Task to complete: Print the material underneath in full, keeping every line exactly as it is.
*** Opening Given records ***
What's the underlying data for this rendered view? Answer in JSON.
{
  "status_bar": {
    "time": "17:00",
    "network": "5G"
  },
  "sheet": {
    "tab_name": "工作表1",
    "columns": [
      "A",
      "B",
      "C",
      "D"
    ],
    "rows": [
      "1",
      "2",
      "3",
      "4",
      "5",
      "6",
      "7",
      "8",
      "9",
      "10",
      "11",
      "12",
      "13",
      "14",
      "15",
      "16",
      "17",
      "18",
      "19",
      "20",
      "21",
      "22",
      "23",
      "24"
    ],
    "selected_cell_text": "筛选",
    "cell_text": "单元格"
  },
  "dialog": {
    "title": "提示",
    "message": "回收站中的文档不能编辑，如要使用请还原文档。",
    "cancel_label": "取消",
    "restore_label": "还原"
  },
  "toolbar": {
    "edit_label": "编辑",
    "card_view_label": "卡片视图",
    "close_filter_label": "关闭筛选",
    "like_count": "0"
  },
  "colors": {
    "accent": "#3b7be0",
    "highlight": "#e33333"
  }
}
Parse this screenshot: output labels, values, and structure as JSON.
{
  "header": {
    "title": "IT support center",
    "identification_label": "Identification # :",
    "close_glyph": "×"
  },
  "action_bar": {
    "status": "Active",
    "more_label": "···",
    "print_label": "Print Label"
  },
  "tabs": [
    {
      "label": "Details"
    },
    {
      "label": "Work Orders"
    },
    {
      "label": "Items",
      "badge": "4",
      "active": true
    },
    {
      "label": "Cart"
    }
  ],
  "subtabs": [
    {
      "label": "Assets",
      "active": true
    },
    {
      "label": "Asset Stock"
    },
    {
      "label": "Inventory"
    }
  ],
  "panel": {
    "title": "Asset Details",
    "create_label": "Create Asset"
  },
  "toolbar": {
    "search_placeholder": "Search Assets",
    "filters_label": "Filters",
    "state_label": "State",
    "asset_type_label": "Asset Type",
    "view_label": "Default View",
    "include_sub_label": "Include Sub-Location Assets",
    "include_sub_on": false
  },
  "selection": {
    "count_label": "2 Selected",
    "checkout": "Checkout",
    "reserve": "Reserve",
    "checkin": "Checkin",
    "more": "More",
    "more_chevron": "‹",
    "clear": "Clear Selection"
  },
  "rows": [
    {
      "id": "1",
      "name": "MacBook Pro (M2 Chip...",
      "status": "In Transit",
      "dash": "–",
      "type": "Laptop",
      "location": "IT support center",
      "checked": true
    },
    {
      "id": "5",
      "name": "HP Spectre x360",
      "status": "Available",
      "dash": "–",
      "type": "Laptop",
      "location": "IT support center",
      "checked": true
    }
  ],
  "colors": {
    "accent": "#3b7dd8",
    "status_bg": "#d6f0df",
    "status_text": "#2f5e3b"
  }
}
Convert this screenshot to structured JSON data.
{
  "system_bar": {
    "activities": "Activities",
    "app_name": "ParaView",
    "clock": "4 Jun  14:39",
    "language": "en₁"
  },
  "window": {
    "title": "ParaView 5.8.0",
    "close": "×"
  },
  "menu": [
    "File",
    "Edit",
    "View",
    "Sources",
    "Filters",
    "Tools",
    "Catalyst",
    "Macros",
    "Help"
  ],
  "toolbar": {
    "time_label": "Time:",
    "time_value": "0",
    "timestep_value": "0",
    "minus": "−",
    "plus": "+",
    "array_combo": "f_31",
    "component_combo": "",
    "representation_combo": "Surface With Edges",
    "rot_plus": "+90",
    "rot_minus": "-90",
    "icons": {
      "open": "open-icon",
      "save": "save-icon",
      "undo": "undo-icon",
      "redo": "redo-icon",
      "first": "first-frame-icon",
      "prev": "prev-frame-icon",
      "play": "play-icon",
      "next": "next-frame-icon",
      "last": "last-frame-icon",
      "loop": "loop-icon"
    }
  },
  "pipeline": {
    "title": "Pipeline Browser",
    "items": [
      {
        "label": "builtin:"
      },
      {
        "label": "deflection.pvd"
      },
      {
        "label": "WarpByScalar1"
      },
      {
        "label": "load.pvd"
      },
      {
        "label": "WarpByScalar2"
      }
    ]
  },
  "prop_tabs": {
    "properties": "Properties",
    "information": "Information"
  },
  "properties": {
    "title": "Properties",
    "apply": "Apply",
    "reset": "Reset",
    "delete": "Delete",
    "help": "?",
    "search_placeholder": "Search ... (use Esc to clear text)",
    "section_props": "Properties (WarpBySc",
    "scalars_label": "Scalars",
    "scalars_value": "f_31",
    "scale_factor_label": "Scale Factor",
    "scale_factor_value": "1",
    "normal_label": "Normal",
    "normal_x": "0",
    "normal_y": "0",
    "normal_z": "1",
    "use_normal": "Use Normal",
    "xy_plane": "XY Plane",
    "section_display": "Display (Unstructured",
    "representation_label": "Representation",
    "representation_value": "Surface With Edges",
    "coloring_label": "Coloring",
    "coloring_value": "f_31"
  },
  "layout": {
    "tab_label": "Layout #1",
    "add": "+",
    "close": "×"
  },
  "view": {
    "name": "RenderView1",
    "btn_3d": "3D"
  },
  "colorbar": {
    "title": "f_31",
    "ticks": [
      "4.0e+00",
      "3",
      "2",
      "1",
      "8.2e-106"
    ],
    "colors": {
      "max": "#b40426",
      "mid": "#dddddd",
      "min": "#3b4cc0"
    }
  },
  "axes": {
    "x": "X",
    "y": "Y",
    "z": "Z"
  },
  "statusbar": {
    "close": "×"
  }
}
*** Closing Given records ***
Response box:
What's the underlying data for this rendered view? Answer in JSON.
{
  "status_bar": {
    "time": "17:00",
    "network": "5G"
  },
  "sheet": {
    "tab_name": "工作表1",
    "columns": [
      "A",
      "B",
      "C",
      "D"
    ],
    "rows": [
      "1",
      "2",
      "3",
      "4",
      "5",
      "6",
      "7",
      "8",
      "9",
      "10",
      "11",
      "12",
      "13",
      "14",
      "15",
      "16",
      "17",
      "18",
      "19",
      "20",
      "21",
      "22",
      "23",
      "24"
    ],
    "selected_cell_text": "筛选",
    "cell_text": "单元格"
  },
  "dialog": {
    "title": "提示",
    "message": "回收站中的文档不能编辑，如要使用请还原文档。",
    "cancel_label": "取消",
    "restore_label": "还原"
  },
  "toolbar": {
    "edit_label": "编辑",
    "card_view_label": "卡片视图",
    "close_filter_label": "关闭筛选",
    "like_count": "0"
  },
  "colors": {
    "accent": "#3b7be0",
    "highlight": "#e33333"
  }
}
Parse this screenshot: output labels, values, and structure as JSON.
{
  "header": {
    "title": "IT support center",
    "identification_label": "Identification # :",
    "close_glyph": "×"
  },
  "action_bar": {
    "status": "Active",
    "more_label": "···",
    "print_label": "Print Label"
  },
  "tabs": [
    {
      "label": "Details"
    },
    {
      "label": "Work Orders"
    },
    {
      "label": "Items",
      "badge": "4",
      "active": true
    },
    {
      "label": "Cart"
    }
  ],
  "subtabs": [
    {
      "label": "Assets",
      "active": true
    },
    {
      "label": "Asset Stock"
    },
    {
      "label": "Inventory"
    }
  ],
  "panel": {
    "title": "Asset Details",
    "create_label": "Create Asset"
  },
  "toolbar": {
    "search_placeholder": "Search Assets",
    "filters_label": "Filters",
    "state_label": "State",
    "asset_type_label": "Asset Type",
    "view_label": "Default View",
    "include_sub_label": "Include Sub-Location Assets",
    "include_sub_on": false
  },
  "selection": {
    "count_label": "2 Selected",
    "checkout": "Checkout",
    "reserve": "Reserve",
    "checkin": "Checkin",
    "more": "More",
    "more_chevron": "‹",
    "clear": "Clear Selection"
  },
  "rows": [
    {
      "id": "1",
      "name": "MacBook Pro (M2 Chip...",
      "status": "In Transit",
      "dash": "–",
      "type": "Laptop",
      "location": "IT support center",
      "checked": true
    },
    {
      "id": "5",
      "name": "HP Spectre x360",
      "status": "Available",
      "dash": "–",
      "type": "Laptop",
      "location": "IT support center",
      "checked": true
    }
  ],
  "colors": {
    "accent": "#3b7dd8",
    "status_bg": "#d6f0df",
    "status_text": "#2f5e3b"
  }
}
Convert this screenshot to structured JSON data.
{
  "system_bar": {
    "activities": "Activities",
    "app_name": "ParaView",
    "clock": "4 Jun  14:39",
    "language": "en₁"
  },
  "window": {
    "title": "ParaView 5.8.0",
    "close": "×"
  },
  "menu": [
    "File",
    "Edit",
    "View",
    "Sources",
    "Filters",
    "Tools",
    "Catalyst",
    "Macros",
    "Help"
  ],
  "toolbar": {
    "time_label": "Time:",
    "time_value": "0",
    "timestep_value": "0",
    "minus": "−",
    "plus": "+",
    "array_combo": "f_31",
    "component_combo": "",
    "representation_combo": "Surface With Edges",
    "rot_plus": "+90",
    "rot_minus": "-90",
    "icons": {
      "open": "open-icon",
      "save": "save-icon",
      "undo": "undo-icon",
      "redo": "redo-icon",
      "first": "first-frame-icon",
      "prev": "prev-frame-icon",
      "play": "play-icon",
      "next": "next-frame-icon",
      "last": "last-frame-icon",
      "loop": "loop-icon"
    }
  },
  "pipeline": {
    "title": "Pipeline Browser",
    "items": [
      {
        "label": "builtin:"
      },
      {
        "label": "deflection.pvd"
      },
      {
        "label": "WarpByScalar1"
      },
      {
        "label": "load.pvd"
      },
      {
        "label": "WarpByScalar2"
      }
    ]
  },
  "prop_tabs": {
    "properties": "Properties",
    "information": "Information"
  },
  "properties": {
    "title": "Properties",
    "apply": "Apply",
    "reset": "Reset",
    "delete": "Delete",
    "help": "?",
    "search_placeholder": "Search ... (use Esc to clear text)",
    "section_props": "Properties (WarpBySc",
    "scalars_label": "Scalars",
    "scalars_value": "f_31",
    "scale_factor_label": "Scale Factor",
    "scale_factor_value": "1",
    "normal_label": "Normal",
    "normal_x": "0",
    "normal_y": "0",
    "normal_z": "1",
    "use_normal": "Use Normal",
    "xy_plane": "XY Plane",
    "section_display": "Display (Unstructured",
    "representation_label": "Representation",
    "representation_value": "Surface With Edges",
    "coloring_label": "Coloring",
    "coloring_value": "f_31"
  },
  "layout": {
    "tab_label": "Layout #1",
    "add": "+",
    "close": "×"
  },
  "view": {
    "name": "RenderView1",
    "btn_3d": "3D"
  },
  "colorbar": {
    "title": "f_31",
    "ticks": [
      "4.0e+00",
      "3",
      "2",
      "1",
      "8.2e-106"
    ],
    "colors": {
      "max": "#b40426",
      "mid": "#dddddd",
      "min": "#3b4cc0"
    }
  },
  "axes": {
    "x": "X",
    "y": "Y",
    "z": "Z"
  },
  "statusbar": {
    "close": "×"
  }
}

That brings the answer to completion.